Valley Patriot of the Month
NORTH ANDOVER – Muriel Katschker remembers well where she was on December 7, 1941. She was with her parents listening to the radio when the regular programming was interrupted by an announcer’s voice saying the Japanese had just attacked and bombed Pearl Harbor. Instantly, the family knew this meant the country was at war.
At the time, however, Muriel was a young lady and had no idea that years later she would end up with a lifelong commitment to the Marine Corps.
Muriel Katschker was born and raised in Boston. She attended the city’s public schools and in high school became head cheerleader on the cheerleading squad. She was also active in the Girl Scouts where she eventually achieved the rank of Mariner. This gave her the delightful opportunity to sail on the Charles River.
In 1945, following high school graduation, Muriel entered Boston University to study nursing. After a year of medical instruction, however, she decided that she wanted to concentrate more on academics and transferred into the biology program. Muriel graduated in 1950 with a bachelor of arts in biology and subsequently went to work in the research department at the Boston University Medical School.
In June of 1952, as the Korean War continued, Muriel decided she wanted to serve her country by joining the armed forces. She chose theMarine Corps Reserve, she says, “because of its high standards.” She recalls that her mother cried at the enlistment news but her father, a former member of the Massachusetts National Guard, thought it was wonderful.
Muriel was sent to Quantico, Va. for 12 weeks of Officer Candidate School. Her training included the rigorous physical conditioning typical of the Marine Corps, but she recalls that the most important concept she learned was “the responsibility of being an officer.” After completing OCS, Muriel was commissioned a 2nd lieutenant and was given additional training in leadership. In late 1952 Muriel was selected to be a Marine Corps command officer.
From Quantico, Muriel was sent to Parris Island, S.C. and assigned to the Women Marine Battalion, Marine Corp Recruit Depot. Here she was the company officer in charge of training recruits how to march and work together, as well as educate them in the obligations and history of the Marine Corps. After eight months, Muriel received orders to become company commander of Women Marine Permanent Personnel Company, where she was responsible for the quality of work, health and living conditions of 100-150 women Marines. 1953 was also the year she was promoted to 1st lieutenant.
By 1954 Muriel’s two years of required active duty was complete. However, she asked for and was granted a three-year extension of service. She was subsequently given orders to become the inspector/instructor of the Women Marine Corps Reserve Platoon at the Wold-Chamberlain Naval Air Station in Minneapolis, Minn. Her platoon was part of the 4th Infantry Battalion Reserve and consisted of about 40 women.
These women were civilians who had signed up to train one weekend a month with a two-week summer camp, as Organized Marine Reservists.
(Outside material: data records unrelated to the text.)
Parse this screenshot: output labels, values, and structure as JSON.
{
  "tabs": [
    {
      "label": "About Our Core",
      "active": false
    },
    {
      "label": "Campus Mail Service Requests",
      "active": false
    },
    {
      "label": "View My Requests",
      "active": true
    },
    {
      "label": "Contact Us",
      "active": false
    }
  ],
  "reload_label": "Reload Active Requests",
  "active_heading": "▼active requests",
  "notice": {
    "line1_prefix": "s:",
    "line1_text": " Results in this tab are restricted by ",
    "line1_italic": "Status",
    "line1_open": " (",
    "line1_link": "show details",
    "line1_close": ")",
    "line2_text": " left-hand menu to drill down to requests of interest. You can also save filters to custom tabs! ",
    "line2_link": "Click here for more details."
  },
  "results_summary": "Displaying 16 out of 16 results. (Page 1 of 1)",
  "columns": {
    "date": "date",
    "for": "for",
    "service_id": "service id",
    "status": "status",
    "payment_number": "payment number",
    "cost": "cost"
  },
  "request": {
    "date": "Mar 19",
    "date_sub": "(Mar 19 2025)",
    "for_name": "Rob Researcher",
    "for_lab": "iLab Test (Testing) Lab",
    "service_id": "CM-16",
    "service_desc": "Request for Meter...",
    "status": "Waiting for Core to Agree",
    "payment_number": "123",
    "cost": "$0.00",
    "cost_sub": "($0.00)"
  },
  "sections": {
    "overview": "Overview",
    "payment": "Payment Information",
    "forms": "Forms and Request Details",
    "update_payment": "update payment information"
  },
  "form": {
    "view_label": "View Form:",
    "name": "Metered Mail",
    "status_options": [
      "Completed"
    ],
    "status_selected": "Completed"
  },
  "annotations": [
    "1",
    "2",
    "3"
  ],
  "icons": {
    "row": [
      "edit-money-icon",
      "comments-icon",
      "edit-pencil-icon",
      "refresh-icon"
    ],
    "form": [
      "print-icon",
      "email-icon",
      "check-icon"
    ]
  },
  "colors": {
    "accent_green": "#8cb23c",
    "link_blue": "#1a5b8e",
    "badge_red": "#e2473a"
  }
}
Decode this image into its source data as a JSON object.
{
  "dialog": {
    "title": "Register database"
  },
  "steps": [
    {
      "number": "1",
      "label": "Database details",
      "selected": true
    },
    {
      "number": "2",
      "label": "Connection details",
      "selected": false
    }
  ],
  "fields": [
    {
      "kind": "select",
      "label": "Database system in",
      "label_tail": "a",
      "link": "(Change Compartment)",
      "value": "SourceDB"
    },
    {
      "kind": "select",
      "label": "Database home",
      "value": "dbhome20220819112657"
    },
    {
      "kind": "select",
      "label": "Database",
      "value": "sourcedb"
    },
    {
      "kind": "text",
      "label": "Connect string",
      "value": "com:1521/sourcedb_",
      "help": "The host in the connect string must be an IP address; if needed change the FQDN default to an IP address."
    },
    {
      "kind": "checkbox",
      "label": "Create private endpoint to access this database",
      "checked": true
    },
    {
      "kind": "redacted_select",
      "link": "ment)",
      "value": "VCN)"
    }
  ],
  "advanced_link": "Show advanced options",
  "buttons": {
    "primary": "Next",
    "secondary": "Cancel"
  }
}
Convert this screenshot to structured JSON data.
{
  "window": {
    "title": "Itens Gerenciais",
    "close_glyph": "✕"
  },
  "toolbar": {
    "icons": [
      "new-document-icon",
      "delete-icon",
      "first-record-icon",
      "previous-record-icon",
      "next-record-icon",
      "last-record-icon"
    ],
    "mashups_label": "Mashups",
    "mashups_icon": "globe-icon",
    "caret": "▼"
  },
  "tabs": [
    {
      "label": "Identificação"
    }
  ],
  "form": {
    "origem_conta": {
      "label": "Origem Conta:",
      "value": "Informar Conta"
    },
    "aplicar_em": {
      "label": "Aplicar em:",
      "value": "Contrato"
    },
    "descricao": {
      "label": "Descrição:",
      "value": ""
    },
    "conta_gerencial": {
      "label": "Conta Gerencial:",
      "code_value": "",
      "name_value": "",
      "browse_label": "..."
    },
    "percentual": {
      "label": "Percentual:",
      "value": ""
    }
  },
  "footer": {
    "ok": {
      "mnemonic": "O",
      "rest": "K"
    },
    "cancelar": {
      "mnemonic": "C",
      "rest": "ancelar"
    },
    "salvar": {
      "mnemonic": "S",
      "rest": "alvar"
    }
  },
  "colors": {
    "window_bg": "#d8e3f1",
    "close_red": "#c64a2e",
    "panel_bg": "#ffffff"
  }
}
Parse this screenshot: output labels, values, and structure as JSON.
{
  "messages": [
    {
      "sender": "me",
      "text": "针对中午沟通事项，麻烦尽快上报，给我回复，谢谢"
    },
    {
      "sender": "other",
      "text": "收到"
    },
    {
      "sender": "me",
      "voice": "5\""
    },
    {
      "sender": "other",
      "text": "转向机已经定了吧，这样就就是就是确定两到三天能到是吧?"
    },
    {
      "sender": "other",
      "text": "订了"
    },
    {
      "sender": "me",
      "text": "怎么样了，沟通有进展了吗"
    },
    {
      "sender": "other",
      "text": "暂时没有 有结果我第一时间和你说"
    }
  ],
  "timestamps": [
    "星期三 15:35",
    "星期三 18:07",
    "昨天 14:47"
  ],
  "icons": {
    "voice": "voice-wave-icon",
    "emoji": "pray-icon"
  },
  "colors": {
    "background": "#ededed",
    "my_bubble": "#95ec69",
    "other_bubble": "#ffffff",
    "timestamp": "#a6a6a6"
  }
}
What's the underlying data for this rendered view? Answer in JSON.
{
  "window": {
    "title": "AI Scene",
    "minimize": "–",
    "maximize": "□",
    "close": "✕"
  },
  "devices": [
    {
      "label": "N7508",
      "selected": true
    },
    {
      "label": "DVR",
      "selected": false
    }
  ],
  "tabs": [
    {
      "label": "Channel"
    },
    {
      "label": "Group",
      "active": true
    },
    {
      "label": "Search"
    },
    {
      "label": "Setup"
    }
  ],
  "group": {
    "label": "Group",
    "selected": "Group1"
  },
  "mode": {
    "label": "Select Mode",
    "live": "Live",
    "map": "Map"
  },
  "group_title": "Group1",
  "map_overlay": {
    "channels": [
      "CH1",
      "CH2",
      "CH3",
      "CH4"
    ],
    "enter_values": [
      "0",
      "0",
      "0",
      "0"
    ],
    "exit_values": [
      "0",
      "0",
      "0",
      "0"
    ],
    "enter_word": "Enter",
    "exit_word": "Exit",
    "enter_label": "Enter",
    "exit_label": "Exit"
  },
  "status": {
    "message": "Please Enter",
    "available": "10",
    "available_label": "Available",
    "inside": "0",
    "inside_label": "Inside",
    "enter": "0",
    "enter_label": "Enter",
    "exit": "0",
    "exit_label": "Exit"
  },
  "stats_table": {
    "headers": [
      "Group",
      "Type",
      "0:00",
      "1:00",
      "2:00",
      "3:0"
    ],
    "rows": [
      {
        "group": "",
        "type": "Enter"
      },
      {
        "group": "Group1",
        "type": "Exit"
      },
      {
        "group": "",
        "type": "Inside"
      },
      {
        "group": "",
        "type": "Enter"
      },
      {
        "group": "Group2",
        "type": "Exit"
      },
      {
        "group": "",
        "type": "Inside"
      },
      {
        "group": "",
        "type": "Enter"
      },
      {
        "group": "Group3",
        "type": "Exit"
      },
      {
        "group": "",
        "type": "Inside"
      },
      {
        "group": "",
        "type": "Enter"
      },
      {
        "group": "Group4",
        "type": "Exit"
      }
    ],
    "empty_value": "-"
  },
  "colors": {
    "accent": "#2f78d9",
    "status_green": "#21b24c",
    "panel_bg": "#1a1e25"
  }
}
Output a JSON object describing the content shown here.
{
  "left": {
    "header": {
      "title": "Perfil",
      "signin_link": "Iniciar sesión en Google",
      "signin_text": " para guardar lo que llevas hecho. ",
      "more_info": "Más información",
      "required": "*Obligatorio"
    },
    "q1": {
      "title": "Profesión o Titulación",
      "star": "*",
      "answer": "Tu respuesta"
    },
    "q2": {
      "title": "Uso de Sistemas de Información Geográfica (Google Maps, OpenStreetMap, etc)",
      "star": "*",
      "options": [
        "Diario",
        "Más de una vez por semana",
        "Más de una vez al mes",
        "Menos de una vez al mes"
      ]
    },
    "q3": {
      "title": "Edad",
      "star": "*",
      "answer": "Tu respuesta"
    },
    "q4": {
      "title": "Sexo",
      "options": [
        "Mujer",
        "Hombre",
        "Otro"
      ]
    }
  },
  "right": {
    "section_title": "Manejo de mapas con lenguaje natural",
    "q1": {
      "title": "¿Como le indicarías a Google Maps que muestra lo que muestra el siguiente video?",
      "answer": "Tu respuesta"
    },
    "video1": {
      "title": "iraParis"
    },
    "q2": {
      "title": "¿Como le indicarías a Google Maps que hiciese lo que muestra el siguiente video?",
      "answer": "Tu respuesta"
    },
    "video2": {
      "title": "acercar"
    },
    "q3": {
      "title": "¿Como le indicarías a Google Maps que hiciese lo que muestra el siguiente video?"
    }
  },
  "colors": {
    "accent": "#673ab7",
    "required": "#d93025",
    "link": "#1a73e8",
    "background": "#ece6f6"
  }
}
The women had the opportunity to work in most job functions except for combat related duties.
“Muriel’s platoon won “outstanding achievement award” for summer camp performance for two consecutive years.” Muriel Katschker was also the Women Marine Selection Officer, or recruiter, for Minnesota.
She traveled around the state talking with college women about careers in the Marine Corps, routinely made public appearances and was occasionally on the radio speaking about opportunities for women Marines.
In 1955 Muriel was promoted to captain.
By 1957 Muriel had completed her active duty tour and subsequently became an inactive reservist. In August she entered Harvard University/Radcliffe College to study business administration and the following year she graduated with a one-year graduate certificate.
While studying at Radcliffe, Muriel joined the Marine Corps Reserve 2nd Infantry Battalion in Boston. Here she was commander of the Women Marine Reserve Company.
In 1959 Muriel once again returned to inactive status and now began a civilian career in human resources management, working for high-tech manufacturing and consulting companies. Then, in 1961, Muriel was asked to serve as secretary to the chairman of the 1964 National Conference of the Marine Corps Reserve Officers Association. This involved a three-year planning effort for the first Boston hosting of this important national conference.
In 1962, Muriel also decided to join the Marine Corps Volunteer Training Unit 1-14 in Cambridge, Mass.; she was the unit’s administrative officer. The 1-14 met one evening a week to prepare and review reports or studies for the commandant.
By 1965 she was promoted to major and in 1969 to lieutenant colonel.
During the decade of the 1960s, Muriel was always on “mobilization notice orders.” In the event of a national emergency, the commandant could activate her and she would have nine days to report to Norfolk, Va. for assignment.
In 1975, 23 years after first joining the Marine Corps Reserve, Muriel Katschker requested that she be transferred to the Retired Marine Corps Reserve. Thirteen years after that, in 1988, Muriel officially retired from the military with a Commandant Certificate of Service.
Muriel Katschker is authorized to wear the National Defense Service Medal because of her military service during the Korean War years.
Muriel now volunteers her time to a number of local charities and organizations in the Merrimack Valley.
Muriel Katschker, we thank you for your years of service to our country.